-- Data for this task follows --

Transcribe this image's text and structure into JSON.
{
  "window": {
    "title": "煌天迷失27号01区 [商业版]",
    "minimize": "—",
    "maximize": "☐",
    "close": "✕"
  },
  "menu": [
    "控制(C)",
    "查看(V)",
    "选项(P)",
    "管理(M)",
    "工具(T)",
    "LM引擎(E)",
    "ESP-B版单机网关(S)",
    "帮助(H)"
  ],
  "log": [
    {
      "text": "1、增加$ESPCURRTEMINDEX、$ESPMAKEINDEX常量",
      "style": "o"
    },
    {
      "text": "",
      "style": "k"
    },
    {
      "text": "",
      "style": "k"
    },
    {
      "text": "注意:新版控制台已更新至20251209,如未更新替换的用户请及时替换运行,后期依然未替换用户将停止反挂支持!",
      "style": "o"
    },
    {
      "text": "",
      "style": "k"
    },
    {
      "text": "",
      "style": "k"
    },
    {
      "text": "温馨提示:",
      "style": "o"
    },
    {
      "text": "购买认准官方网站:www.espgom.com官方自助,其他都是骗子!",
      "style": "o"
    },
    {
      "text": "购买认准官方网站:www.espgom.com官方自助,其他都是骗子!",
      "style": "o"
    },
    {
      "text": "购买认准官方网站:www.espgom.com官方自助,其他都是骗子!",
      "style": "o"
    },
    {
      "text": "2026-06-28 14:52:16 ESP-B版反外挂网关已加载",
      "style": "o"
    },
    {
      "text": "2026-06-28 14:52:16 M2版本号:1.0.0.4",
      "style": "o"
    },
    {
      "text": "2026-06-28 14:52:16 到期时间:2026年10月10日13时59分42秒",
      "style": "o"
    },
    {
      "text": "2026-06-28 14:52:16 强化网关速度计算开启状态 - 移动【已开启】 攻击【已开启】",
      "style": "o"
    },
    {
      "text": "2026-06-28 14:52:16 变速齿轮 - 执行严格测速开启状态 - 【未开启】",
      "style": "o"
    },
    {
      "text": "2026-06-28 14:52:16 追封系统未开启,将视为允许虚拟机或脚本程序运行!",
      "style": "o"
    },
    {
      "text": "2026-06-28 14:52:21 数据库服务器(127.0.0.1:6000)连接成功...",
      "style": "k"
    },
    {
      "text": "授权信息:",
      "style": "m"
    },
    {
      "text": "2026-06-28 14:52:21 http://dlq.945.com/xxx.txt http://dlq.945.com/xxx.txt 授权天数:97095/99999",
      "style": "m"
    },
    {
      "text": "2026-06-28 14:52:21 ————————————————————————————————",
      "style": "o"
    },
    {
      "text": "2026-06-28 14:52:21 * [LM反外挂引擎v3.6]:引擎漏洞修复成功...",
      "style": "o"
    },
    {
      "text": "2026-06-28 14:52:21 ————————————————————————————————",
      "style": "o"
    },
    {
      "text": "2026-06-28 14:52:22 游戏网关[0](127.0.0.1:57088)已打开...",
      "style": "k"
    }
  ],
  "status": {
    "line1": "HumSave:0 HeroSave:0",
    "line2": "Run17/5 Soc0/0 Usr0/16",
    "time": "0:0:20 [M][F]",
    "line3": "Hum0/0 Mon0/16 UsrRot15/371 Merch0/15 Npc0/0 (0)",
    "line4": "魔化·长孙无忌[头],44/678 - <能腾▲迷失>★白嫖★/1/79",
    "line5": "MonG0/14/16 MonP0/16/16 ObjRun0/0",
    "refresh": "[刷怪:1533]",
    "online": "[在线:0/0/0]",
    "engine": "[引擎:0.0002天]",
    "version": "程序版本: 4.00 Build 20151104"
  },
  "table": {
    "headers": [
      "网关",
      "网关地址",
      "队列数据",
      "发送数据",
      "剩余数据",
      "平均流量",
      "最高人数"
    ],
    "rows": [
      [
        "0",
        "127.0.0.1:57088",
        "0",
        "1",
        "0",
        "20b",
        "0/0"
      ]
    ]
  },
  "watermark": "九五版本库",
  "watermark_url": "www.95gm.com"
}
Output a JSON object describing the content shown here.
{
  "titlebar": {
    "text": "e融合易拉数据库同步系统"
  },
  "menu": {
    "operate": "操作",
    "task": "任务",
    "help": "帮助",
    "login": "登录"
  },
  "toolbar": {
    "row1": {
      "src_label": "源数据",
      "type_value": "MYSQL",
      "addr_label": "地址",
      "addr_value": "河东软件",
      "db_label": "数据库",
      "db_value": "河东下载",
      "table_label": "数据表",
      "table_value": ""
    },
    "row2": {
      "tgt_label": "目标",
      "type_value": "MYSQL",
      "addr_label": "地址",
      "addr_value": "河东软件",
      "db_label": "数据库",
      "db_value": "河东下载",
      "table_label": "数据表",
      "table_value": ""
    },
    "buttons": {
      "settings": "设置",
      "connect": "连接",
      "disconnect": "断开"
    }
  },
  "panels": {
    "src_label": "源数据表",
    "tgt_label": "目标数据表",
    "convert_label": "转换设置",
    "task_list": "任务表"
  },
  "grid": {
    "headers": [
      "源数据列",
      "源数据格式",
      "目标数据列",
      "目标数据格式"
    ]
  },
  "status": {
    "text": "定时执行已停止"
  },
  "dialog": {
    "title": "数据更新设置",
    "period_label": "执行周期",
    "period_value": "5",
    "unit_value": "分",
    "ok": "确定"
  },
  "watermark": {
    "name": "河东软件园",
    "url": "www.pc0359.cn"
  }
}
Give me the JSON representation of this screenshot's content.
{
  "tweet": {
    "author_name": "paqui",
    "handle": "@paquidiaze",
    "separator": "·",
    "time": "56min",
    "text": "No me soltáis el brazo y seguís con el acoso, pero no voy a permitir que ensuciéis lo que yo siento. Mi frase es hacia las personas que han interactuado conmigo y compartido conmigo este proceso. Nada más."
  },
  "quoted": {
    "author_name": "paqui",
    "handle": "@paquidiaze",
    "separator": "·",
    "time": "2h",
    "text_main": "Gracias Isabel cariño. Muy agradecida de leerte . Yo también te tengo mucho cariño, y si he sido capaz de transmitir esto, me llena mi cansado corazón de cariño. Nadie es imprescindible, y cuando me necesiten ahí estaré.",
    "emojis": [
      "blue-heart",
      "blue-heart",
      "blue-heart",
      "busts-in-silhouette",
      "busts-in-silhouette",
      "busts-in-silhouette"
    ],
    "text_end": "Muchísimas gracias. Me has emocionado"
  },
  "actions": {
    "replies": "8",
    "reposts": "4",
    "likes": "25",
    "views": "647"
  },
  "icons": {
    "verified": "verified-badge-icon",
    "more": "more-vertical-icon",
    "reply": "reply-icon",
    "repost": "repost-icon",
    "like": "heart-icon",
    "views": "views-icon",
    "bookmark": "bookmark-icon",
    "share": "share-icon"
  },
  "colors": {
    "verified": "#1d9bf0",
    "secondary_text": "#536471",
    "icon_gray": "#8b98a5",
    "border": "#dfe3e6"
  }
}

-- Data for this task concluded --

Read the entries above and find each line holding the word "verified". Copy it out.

> _Task output_
    "verified": "verified-badge-icon",
    "verified": "#1d9bf0",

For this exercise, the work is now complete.